The "Special Features" heading lists particular capabilities of the program. For example, "automatic layout" means the program will suggest a layout of the luminaires. "Generate schedules" means it will produce a luminaire schedule for the building. "Building shadowing" means the calculations take into account the shadowing effects of other buildings in outdoor analysis. "Batch processing" means the program can run several analyses while the computer is unattended. "Interior obstructions" means the program calculations take into account the effects of user-defined obstructions in interior spaces.
An "Economic Analysis" checkmark indicates the program will calculate cost considerations for the lighting system. For example, one popular program (from an independent software company) costs about $600 and offers a photometric library of more than 17,000 products from more than 60 manufacturers. Using a Windows operating system, it provides a familiar, easy-to-use graphical user interface, pull down menus, and toolbars. It's also resizable.

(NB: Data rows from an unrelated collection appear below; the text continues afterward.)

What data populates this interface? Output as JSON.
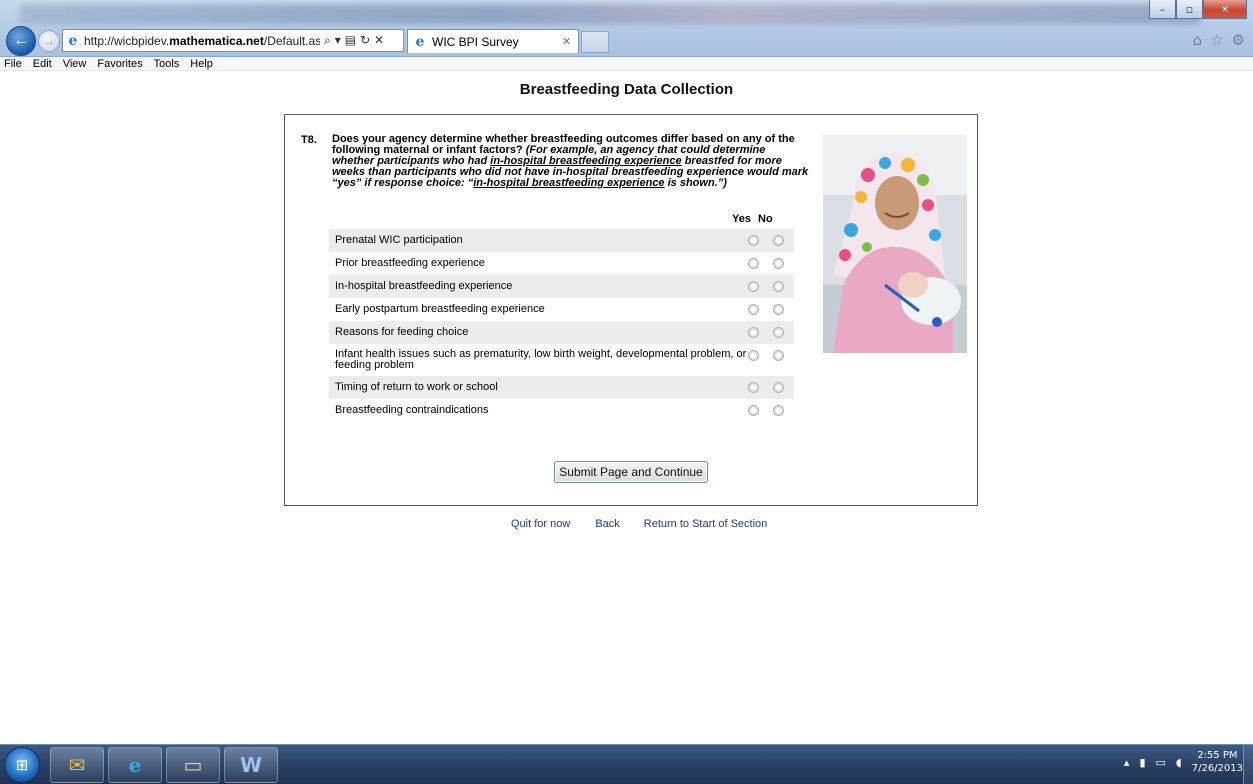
{
  "browser": {
    "url_prefix": "http://wicbpidev.",
    "url_domain": "mathematica.net",
    "url_suffix": "/Default.aspx?Pag",
    "tab_title": "WIC BPI Survey",
    "menu": [
      "File",
      "Edit",
      "View",
      "Favorites",
      "Tools",
      "Help"
    ]
  },
  "page": {
    "title": "Breastfeeding Data Collection"
  },
  "question": {
    "number": "T8.",
    "text_plain": "Does your agency determine whether breastfeeding outcomes differ based on any of the following maternal or infant factors? ",
    "example_1": "(For example, an agency that could determine whether participants who had ",
    "example_link_1": "in-hospital breastfeeding experience",
    "example_2": " breastfed for more weeks than participants who did not have in-hospital breastfeeding experience would mark “yes” if response choice: “",
    "example_link_2": "in-hospital breastfeeding experience",
    "example_3": " is shown.”)",
    "col_yes": "Yes",
    "col_no": "No",
    "items": [
      "Prenatal WIC participation",
      "Prior breastfeeding experience",
      "In-hospital breastfeeding experience",
      "Early postpartum breastfeeding experience",
      "Reasons for feeding choice",
      "Infant health issues such as prematurity, low birth weight, developmental problem, or feeding problem",
      "Timing of return to work or school",
      "Breastfeeding contraindications"
    ]
  },
  "actions": {
    "submit": "Submit Page and Continue",
    "quit": "Quit for now",
    "back": "Back",
    "return": "Return to Start of Section"
  },
  "taskbar": {
    "time": "2:55 PM",
    "date": "7/26/2013"
  },
  "colors": {
    "link": "#1a3a9a",
    "row_shade": "#ececec",
    "chrome": "#b5cbe6"
  }
}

Other features of lighting software include a CAD interface with import and export capabilities; gray scale images; project file merging; and a variety of report types of customized output. It also offers predefined objects (such as partitions, tables, and chairs) you can add to a rendered space with a mouse. In addition, you can use a second software program in tandem to produce full-color, photographic quality images.
According to IES, other important features to look for in a lighting software package include:
If it operates inside of (and requires) a CAD program to function.
If you can enter data into tables on the screen.
If it accepts input from a digitizer, keyboard, mouse, pen, or voice commands.
If it has provisions for multilingual support or CIE calculations, which are European standards.
Can view graphs of photometric distributions on the screen?
If you can tilt light meters.
If it uses the Zonal Cavity Method for indoor calculation for average illuminance value.
If it uses the Lumen Method to get the average illuminance value for an area.
If it offers roadway luminance and daylighting capabilities.
If technical support is available, and documentation is provided online or available in a printed manual.
Sidebar: Example of 3-D Modeling in CAD
Here's how 3-D modeling creates images that were impossible a few years ago. This modeling was the basis for the lighting design of a corporate headquarters, completed only a few years ago. Gesner and Associates, a San Francisco-based architectural firm, began by working out two-dimensional sketches on a computer. Then, the firm built scale models to show its client in more detail what the architects had in mind. From these, the firm returned to CAD for plans and sections. After the client selected one of the schemes, Gesner and Associates generated a 3-D computer model that enabled th e firm to conduct internal and external light studies.
From within the CAD program, the Gesner design team created a series of >images that served as the basis for a video. Projected on a large >television screen, the video allowed the client to "walk through" the >space of the museum and boardroom. Then, the architect showed the video to >the general contractor and subcontractors so they could visualize >construction. Then, these contractors offered refinements on the details >to improve them.